Exercise prompt →
Within the data that follows, tally every line containing "eyes". Provide only the tally.
##############################
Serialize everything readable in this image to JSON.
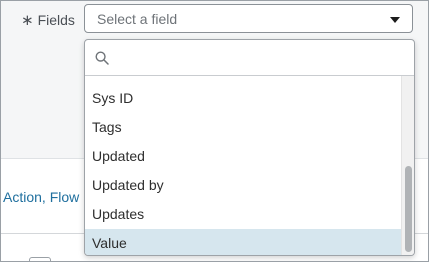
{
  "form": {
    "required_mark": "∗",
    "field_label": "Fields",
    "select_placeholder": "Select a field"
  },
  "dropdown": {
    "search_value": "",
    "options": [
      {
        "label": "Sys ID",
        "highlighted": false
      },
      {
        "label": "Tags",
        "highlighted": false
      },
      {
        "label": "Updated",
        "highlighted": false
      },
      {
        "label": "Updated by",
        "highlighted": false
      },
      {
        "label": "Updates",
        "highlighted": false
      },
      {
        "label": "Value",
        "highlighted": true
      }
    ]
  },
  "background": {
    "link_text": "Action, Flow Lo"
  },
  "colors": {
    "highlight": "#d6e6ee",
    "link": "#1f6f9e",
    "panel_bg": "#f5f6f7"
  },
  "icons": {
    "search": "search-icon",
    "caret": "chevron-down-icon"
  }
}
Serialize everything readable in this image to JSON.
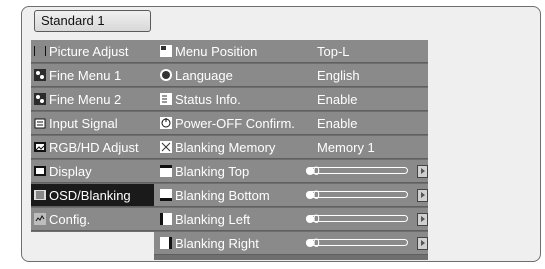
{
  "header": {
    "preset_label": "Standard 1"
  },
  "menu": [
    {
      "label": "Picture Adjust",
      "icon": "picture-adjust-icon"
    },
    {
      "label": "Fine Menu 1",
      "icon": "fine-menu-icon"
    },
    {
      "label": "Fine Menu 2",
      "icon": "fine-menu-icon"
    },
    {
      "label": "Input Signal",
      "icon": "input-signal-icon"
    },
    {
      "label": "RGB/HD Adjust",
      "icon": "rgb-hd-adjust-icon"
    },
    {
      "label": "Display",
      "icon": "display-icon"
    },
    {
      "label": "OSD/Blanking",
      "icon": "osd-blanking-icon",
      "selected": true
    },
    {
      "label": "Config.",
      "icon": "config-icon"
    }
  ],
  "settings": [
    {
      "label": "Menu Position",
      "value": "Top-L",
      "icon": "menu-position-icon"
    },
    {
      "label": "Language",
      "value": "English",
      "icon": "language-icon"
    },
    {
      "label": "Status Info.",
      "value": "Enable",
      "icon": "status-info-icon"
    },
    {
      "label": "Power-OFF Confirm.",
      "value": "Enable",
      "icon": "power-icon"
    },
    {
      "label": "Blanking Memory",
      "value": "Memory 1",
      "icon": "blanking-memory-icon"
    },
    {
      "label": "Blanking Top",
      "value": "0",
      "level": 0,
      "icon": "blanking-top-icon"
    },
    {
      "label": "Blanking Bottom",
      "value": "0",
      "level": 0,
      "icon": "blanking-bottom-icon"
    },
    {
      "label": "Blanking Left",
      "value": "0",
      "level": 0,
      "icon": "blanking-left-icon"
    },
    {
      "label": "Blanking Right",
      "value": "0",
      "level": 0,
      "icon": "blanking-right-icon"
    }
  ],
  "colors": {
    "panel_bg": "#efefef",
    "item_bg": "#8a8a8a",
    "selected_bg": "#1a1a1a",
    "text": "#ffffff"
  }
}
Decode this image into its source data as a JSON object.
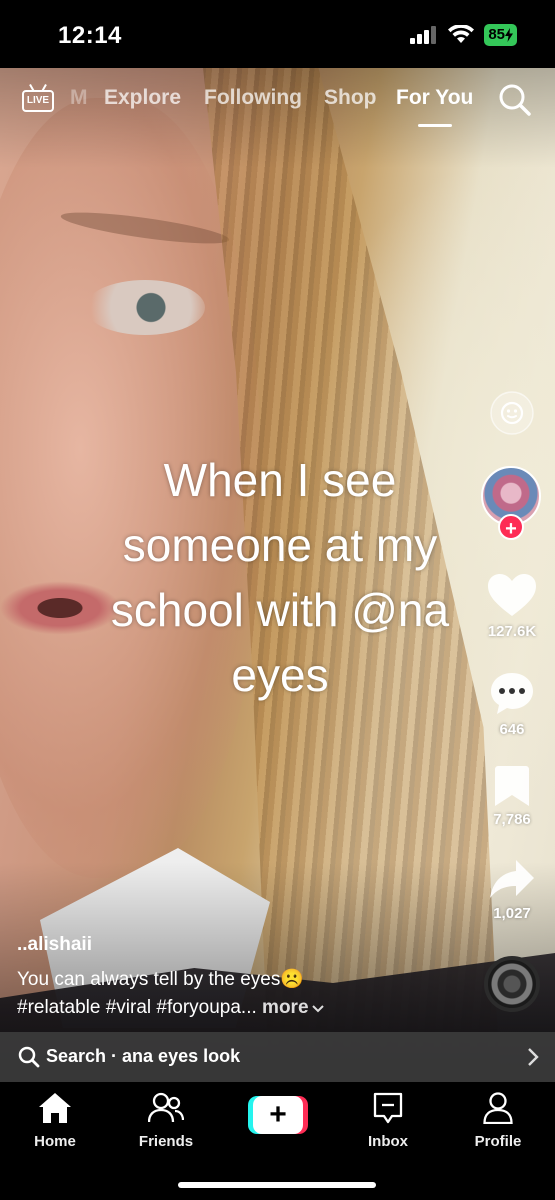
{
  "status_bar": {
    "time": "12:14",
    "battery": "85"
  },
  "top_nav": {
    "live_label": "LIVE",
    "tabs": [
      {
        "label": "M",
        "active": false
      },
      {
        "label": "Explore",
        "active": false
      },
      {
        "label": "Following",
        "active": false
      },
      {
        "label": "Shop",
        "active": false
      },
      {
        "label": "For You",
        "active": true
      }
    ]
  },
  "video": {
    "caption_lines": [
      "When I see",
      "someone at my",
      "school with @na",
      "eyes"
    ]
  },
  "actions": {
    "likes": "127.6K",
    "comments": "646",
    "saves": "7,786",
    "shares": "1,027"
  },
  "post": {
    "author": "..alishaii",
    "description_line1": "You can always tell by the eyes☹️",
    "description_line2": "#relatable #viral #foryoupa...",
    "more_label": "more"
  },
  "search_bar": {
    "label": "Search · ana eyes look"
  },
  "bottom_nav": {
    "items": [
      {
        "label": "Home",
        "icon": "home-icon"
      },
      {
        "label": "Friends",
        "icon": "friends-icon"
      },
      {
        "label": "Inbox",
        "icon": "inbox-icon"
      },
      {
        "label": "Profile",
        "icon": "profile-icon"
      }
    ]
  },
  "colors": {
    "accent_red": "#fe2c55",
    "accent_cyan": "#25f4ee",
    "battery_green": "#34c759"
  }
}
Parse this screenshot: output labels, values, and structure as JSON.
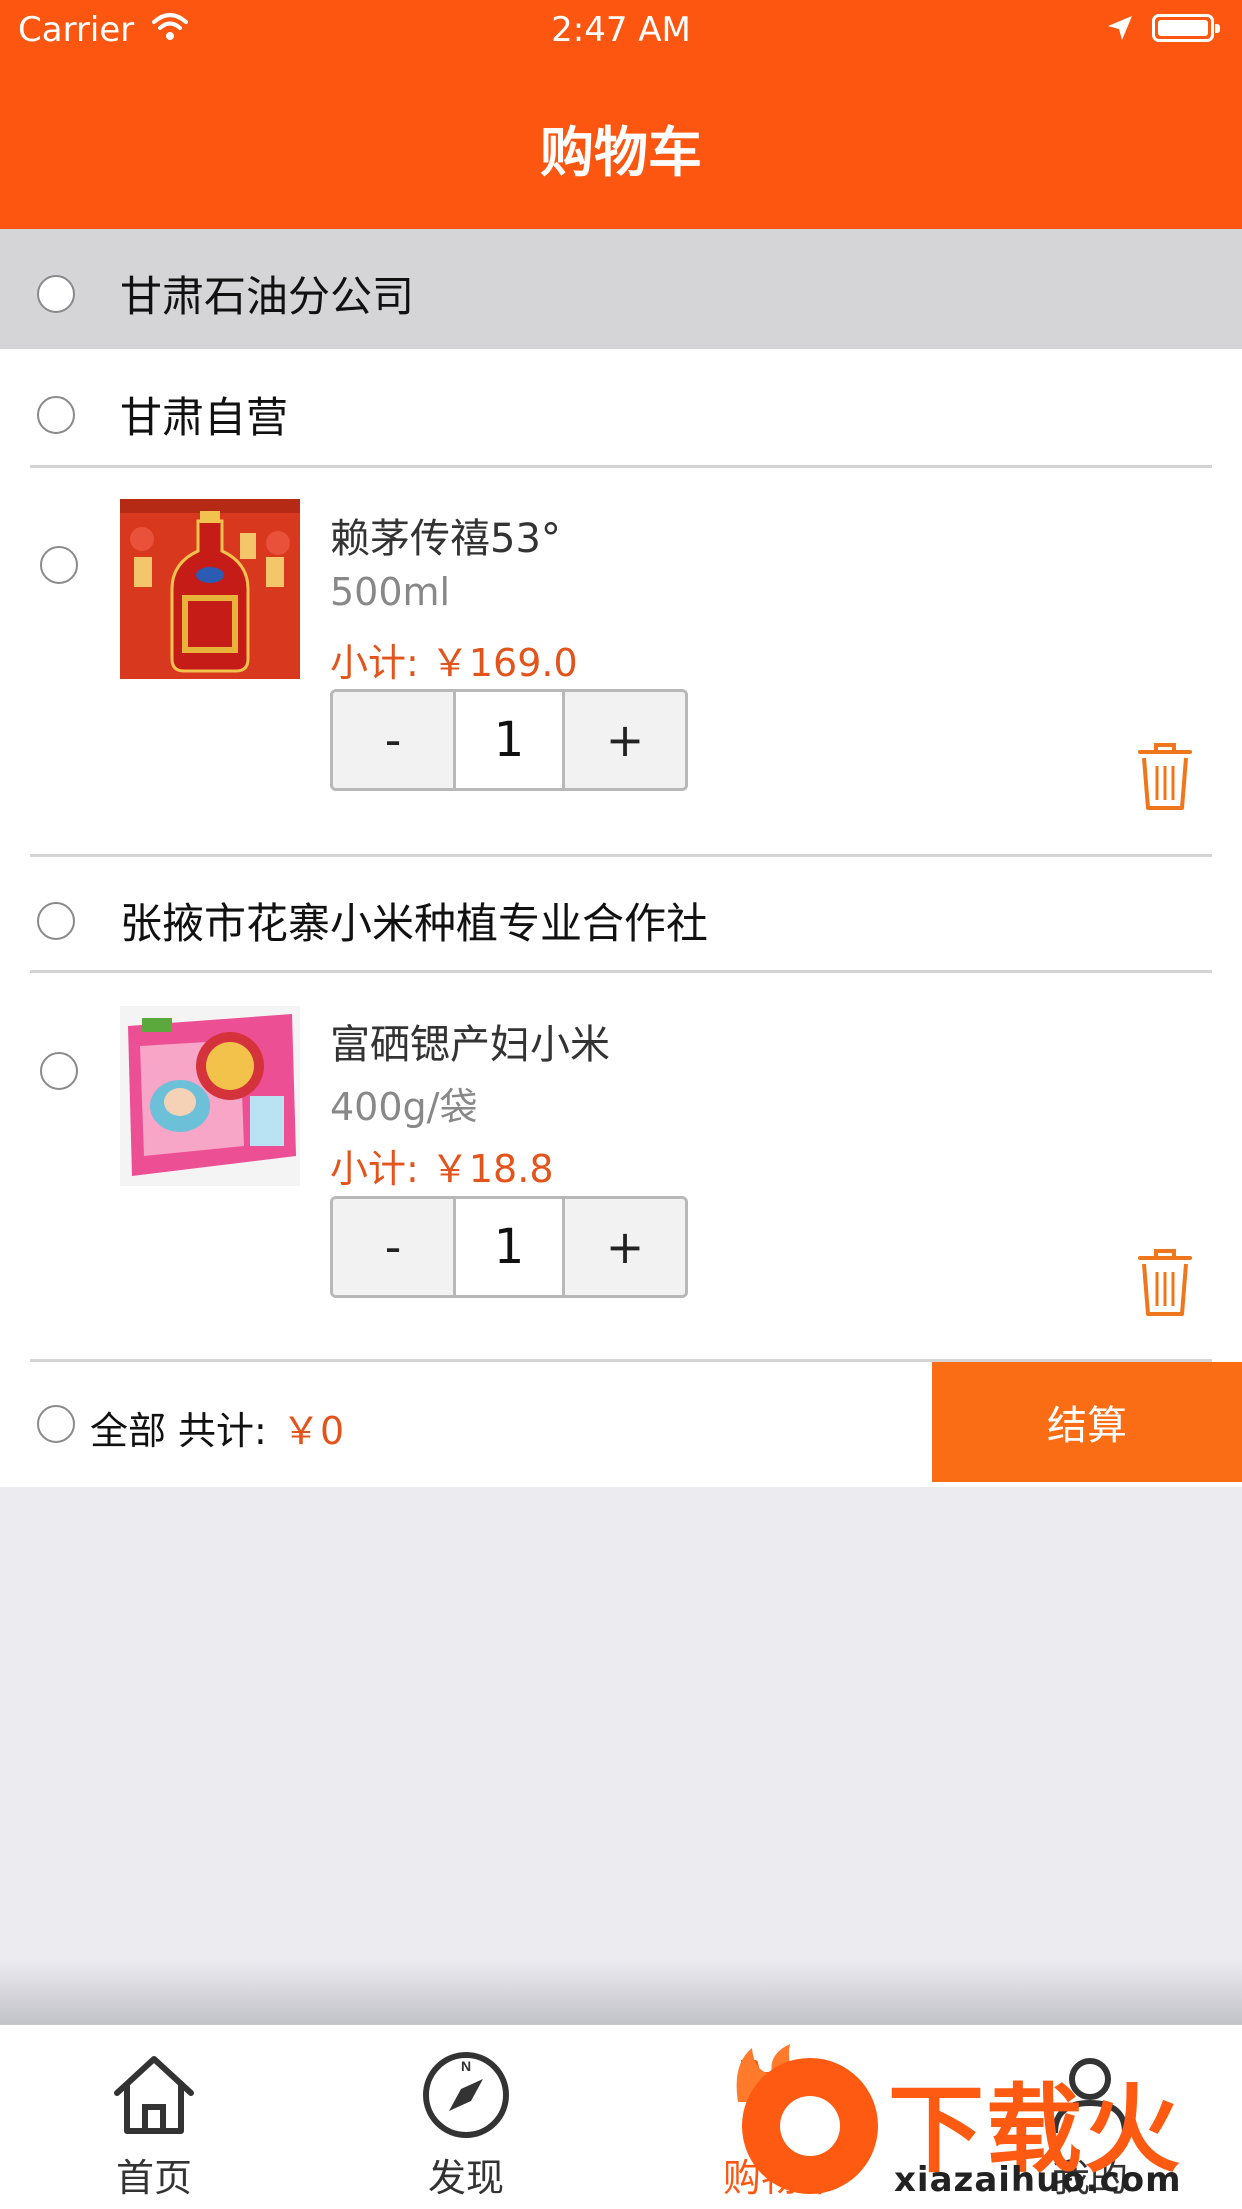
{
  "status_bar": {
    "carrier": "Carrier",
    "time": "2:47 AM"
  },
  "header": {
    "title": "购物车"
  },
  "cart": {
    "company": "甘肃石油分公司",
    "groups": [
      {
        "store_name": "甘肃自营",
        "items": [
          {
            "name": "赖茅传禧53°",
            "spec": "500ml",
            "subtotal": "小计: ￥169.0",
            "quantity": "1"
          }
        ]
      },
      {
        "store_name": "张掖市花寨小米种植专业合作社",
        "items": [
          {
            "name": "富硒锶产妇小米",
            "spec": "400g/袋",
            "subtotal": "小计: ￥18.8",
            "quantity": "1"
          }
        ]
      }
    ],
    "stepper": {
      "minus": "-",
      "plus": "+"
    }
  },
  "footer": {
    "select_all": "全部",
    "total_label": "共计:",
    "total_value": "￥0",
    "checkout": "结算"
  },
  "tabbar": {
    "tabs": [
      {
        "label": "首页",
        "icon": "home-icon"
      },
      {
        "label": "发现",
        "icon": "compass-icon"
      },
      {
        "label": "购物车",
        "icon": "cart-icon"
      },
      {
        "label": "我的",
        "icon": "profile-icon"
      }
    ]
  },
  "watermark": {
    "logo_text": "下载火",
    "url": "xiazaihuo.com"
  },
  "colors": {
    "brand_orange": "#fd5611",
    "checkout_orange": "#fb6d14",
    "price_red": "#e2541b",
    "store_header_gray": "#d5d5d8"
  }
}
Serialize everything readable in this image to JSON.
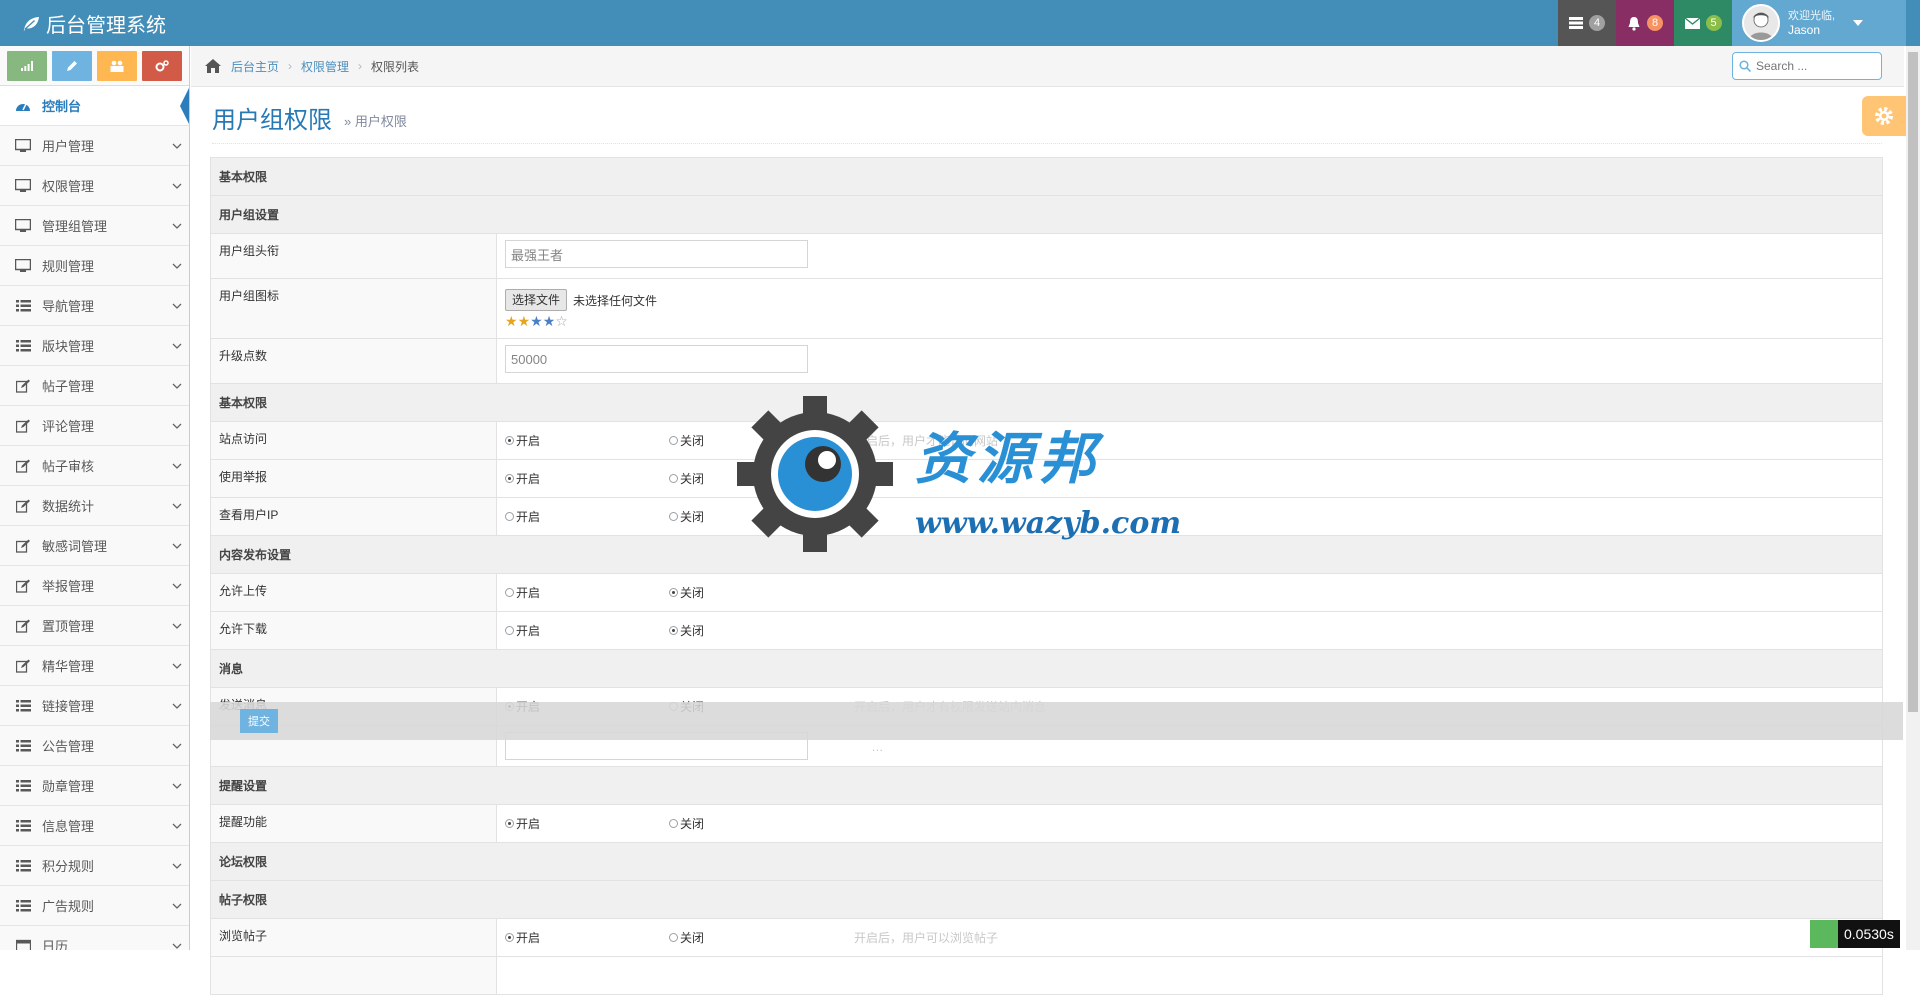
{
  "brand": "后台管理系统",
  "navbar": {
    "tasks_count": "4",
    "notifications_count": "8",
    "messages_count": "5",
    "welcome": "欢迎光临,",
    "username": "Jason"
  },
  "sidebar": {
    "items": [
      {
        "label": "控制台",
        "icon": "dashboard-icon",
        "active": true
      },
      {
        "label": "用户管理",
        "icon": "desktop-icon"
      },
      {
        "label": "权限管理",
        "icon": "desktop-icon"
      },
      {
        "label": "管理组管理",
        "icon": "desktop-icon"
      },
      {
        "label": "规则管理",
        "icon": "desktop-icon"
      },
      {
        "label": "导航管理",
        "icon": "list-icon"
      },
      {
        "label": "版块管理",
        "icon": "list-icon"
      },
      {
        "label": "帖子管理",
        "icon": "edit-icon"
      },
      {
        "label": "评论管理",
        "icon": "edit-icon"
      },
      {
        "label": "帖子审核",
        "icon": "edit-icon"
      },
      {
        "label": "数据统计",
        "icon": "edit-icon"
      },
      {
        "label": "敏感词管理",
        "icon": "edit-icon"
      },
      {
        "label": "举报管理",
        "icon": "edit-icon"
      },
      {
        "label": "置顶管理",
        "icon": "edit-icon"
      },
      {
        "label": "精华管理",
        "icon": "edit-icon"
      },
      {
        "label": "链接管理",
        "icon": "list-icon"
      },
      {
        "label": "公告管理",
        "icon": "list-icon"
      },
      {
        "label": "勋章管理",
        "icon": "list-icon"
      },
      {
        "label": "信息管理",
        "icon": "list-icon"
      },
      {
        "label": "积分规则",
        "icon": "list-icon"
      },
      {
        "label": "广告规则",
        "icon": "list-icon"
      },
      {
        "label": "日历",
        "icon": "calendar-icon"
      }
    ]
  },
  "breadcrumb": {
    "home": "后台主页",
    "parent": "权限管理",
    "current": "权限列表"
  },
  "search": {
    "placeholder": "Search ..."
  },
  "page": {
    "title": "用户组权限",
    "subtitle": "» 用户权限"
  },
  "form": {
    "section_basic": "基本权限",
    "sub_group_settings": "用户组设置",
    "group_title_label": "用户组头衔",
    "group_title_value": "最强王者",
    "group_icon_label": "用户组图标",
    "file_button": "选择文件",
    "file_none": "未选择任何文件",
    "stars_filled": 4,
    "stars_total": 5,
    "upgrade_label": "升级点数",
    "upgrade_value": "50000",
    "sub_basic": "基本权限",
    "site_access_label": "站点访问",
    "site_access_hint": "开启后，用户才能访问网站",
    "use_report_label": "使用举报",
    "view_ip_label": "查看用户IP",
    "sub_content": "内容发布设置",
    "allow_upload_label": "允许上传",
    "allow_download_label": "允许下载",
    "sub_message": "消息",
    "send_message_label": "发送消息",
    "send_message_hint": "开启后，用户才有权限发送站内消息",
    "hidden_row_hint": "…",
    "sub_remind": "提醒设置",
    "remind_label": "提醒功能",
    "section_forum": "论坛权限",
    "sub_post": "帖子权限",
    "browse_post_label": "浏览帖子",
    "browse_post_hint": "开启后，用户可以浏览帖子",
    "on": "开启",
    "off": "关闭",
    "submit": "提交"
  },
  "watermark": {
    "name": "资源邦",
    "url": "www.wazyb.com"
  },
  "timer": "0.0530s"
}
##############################
Written response →
3